• Problem to solve
Scan the entries and copy each line where the word "content" is present.

• Extracted information
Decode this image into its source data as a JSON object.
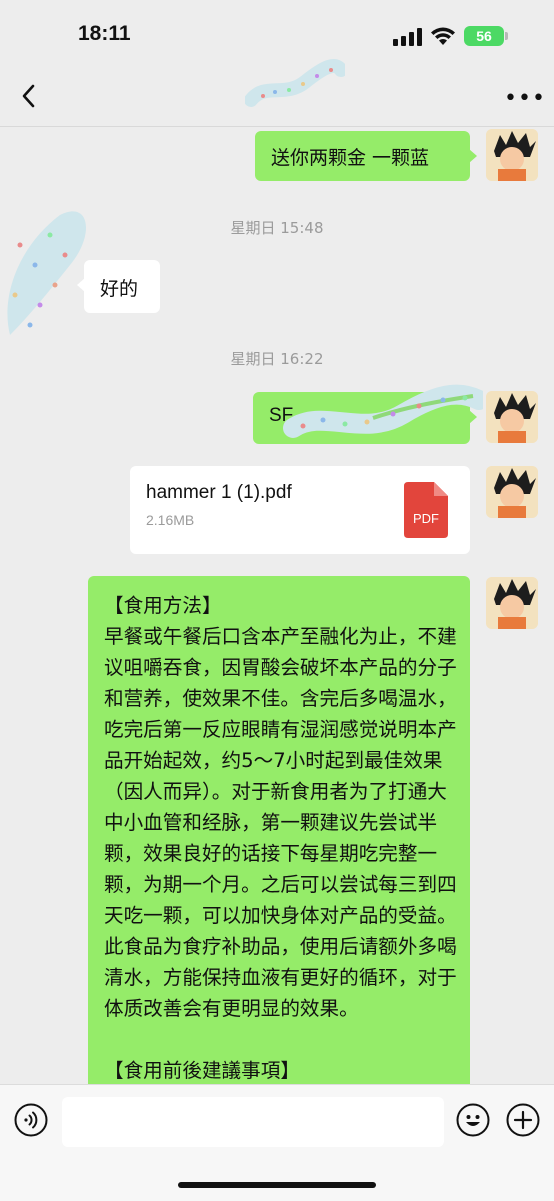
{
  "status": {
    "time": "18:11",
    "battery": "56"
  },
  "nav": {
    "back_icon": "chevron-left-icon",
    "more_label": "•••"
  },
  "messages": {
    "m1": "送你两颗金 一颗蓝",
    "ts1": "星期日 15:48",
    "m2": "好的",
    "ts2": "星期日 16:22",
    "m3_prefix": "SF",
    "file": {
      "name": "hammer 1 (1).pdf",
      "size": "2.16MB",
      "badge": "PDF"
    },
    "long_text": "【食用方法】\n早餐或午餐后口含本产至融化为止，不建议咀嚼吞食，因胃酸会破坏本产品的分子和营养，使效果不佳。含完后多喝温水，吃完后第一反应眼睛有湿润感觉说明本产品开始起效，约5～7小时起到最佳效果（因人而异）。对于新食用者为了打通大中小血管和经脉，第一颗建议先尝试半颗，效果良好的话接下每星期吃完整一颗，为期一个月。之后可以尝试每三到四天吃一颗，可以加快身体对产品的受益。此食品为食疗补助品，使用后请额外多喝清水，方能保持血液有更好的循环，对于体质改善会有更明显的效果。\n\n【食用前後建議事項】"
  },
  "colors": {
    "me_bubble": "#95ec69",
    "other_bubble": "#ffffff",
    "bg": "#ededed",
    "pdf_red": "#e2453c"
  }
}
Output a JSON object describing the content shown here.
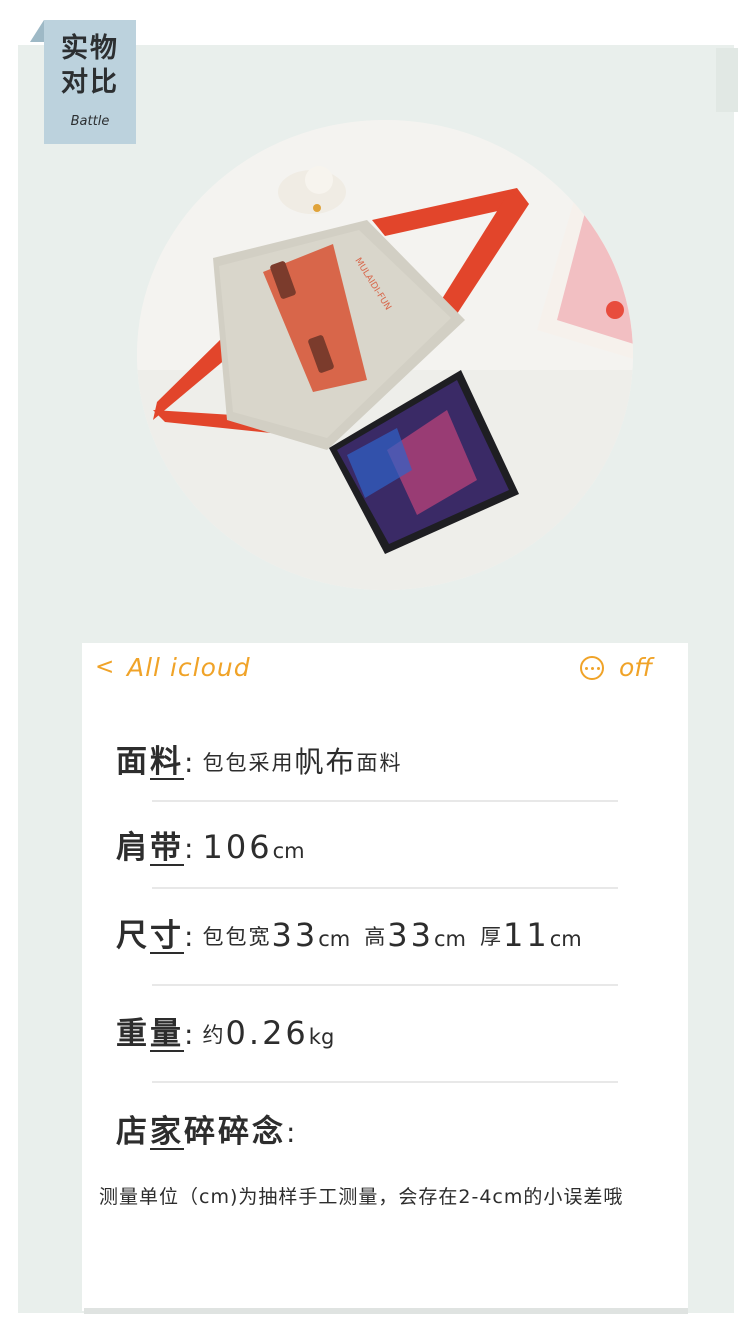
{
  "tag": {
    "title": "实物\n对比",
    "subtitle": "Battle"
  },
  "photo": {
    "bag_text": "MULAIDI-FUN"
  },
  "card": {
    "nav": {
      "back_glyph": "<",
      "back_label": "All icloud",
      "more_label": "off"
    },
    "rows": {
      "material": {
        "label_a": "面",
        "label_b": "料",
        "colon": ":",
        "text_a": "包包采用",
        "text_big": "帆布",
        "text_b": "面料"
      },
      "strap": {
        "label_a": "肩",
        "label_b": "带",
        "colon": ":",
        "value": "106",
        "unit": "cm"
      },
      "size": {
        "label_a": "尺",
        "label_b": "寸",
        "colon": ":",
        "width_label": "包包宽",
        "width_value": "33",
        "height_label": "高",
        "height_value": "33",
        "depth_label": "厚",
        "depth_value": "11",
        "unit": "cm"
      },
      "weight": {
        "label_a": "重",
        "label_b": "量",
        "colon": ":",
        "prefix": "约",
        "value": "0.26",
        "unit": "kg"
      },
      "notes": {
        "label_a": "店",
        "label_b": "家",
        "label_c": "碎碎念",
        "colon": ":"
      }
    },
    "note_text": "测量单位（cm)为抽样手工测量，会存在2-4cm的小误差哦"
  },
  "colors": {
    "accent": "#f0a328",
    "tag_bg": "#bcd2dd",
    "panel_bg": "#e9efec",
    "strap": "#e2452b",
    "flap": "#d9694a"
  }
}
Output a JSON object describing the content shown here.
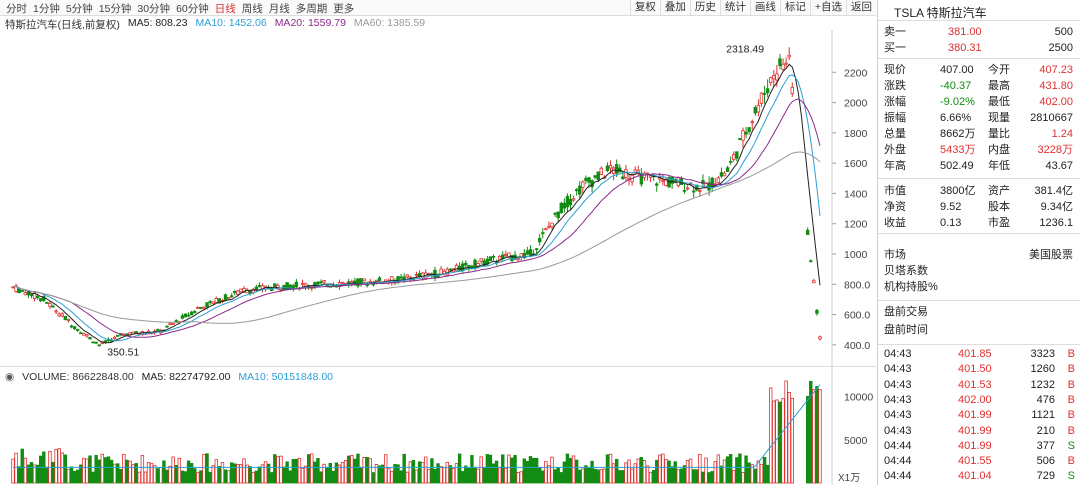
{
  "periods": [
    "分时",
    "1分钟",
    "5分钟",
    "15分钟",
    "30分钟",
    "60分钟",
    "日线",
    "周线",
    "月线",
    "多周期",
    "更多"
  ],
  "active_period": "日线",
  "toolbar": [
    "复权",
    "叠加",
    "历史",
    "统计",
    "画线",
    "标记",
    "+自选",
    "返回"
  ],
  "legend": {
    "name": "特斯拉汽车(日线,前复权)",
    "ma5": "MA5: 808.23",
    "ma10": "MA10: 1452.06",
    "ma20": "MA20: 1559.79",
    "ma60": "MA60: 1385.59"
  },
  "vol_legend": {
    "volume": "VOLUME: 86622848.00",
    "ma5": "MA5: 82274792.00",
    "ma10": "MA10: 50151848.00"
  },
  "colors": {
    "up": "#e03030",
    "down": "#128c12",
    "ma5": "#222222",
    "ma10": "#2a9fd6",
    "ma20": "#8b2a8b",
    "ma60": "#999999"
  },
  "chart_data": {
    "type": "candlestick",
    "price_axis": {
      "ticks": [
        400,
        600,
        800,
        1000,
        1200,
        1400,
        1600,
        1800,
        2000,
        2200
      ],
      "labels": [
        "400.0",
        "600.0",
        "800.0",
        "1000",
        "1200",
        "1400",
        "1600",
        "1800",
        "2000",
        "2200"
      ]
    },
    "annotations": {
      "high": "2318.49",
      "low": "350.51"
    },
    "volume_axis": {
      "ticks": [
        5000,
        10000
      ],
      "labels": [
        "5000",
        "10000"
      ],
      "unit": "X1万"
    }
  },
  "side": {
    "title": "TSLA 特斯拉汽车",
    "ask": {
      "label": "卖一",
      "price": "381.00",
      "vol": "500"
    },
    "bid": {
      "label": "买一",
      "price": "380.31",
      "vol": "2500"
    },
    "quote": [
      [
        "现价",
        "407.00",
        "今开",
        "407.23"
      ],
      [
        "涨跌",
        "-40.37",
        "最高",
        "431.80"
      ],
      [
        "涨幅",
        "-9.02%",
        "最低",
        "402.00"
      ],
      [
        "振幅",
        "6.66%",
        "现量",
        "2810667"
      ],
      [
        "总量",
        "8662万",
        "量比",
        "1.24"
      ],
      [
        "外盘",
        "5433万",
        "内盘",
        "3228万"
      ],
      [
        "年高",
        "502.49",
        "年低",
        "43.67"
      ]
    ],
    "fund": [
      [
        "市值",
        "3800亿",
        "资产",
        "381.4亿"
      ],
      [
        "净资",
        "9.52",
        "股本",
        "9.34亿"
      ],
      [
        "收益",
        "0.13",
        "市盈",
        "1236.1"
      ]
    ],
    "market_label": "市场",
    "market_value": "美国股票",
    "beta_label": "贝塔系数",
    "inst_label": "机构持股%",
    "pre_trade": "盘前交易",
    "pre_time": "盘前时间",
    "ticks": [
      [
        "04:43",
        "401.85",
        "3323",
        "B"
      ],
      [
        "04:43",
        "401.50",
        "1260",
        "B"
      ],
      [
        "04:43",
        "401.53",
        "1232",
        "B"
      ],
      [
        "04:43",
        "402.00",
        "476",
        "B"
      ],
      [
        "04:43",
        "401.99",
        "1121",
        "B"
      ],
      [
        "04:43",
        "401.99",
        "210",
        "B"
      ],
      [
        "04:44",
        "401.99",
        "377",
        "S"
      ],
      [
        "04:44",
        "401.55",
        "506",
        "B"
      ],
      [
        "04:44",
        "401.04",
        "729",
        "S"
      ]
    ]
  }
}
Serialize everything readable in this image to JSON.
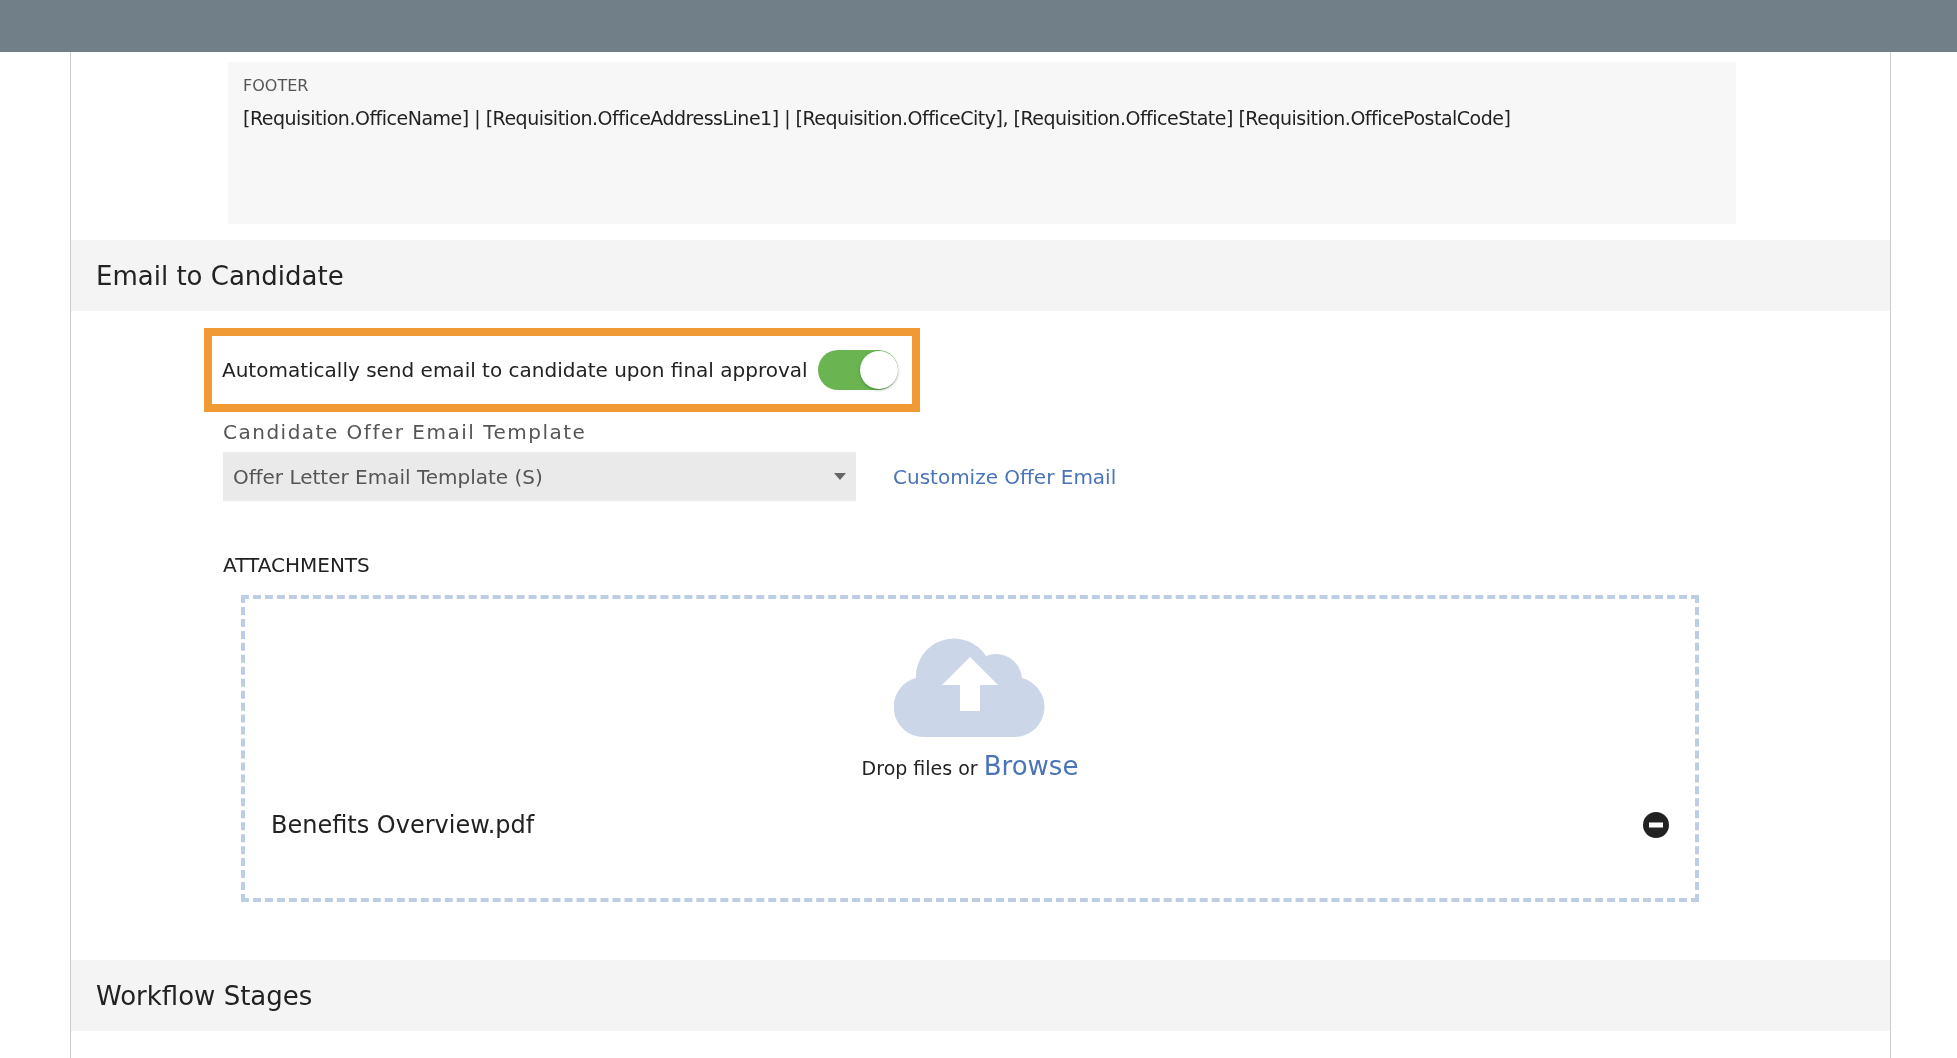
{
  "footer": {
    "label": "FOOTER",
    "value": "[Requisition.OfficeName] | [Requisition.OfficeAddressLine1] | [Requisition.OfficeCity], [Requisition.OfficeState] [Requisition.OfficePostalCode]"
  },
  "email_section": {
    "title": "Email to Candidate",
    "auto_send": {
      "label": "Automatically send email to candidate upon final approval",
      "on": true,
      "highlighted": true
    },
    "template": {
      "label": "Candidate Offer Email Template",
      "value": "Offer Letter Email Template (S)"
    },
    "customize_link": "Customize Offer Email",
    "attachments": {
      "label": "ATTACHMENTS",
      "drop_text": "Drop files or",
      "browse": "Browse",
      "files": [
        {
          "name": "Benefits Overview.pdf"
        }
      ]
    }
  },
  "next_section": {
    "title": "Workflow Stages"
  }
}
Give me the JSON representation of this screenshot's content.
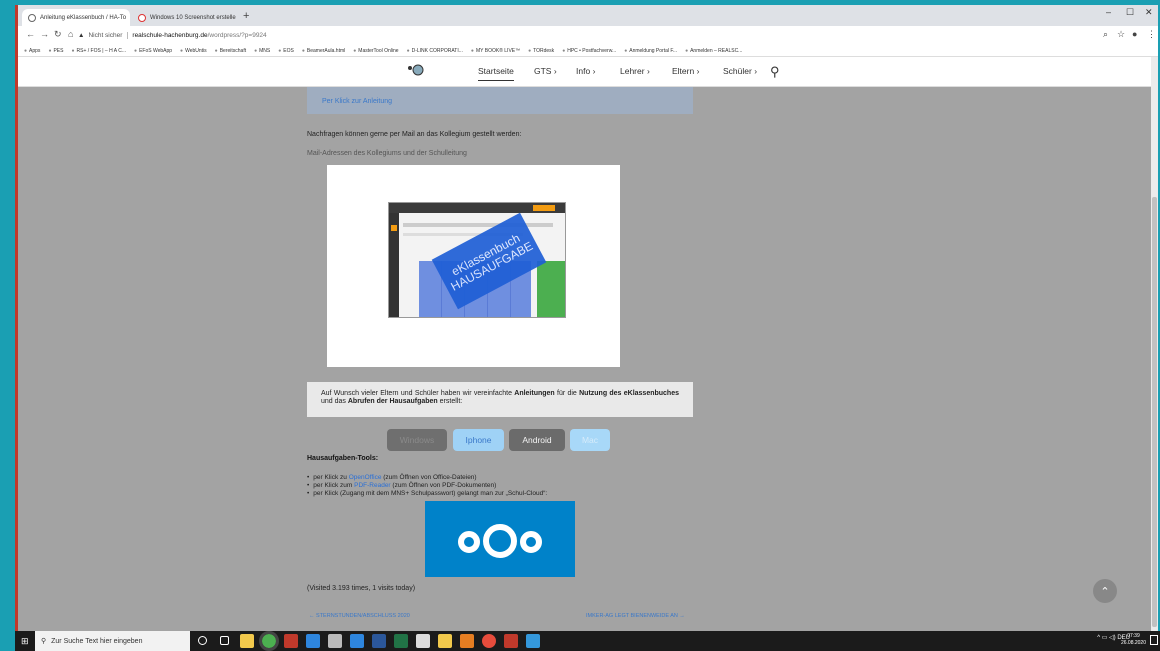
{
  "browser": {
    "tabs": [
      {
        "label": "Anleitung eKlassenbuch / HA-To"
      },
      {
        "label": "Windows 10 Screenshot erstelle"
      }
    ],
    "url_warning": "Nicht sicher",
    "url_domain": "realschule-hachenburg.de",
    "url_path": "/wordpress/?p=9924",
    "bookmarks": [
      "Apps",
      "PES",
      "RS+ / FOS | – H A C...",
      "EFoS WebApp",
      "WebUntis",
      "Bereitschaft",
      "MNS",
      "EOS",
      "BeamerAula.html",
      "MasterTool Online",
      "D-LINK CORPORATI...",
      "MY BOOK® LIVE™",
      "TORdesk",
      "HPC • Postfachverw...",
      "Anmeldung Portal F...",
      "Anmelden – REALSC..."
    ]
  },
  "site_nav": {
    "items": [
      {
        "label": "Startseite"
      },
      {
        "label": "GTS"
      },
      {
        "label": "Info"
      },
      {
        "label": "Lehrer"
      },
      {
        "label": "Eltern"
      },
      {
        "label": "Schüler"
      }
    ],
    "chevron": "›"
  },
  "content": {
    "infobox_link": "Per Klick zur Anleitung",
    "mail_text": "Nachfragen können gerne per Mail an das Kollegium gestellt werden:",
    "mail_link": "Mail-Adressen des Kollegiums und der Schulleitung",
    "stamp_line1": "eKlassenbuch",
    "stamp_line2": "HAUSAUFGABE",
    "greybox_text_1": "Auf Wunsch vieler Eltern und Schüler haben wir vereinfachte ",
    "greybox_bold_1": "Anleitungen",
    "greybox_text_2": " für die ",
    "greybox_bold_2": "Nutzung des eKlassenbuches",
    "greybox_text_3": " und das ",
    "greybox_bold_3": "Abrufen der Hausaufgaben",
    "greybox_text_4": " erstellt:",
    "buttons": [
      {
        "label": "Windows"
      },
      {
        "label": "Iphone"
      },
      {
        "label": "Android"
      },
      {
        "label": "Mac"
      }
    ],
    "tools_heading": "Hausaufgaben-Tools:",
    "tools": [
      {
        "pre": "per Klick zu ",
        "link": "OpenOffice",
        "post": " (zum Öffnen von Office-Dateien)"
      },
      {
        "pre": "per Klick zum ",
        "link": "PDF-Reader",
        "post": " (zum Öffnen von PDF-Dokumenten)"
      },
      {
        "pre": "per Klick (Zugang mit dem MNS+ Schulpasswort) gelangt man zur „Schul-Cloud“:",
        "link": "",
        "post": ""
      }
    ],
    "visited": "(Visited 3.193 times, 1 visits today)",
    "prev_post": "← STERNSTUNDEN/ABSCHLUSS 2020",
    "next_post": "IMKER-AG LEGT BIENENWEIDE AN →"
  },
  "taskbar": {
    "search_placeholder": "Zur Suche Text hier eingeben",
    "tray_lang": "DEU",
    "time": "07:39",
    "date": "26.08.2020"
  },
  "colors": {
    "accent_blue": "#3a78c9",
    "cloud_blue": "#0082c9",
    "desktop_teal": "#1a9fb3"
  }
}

• Written response
Output a JSON object describing the content shown here.
Output a JSON object describing the content shown here.
Give me the JSON representation of this screenshot's content.
  "content": {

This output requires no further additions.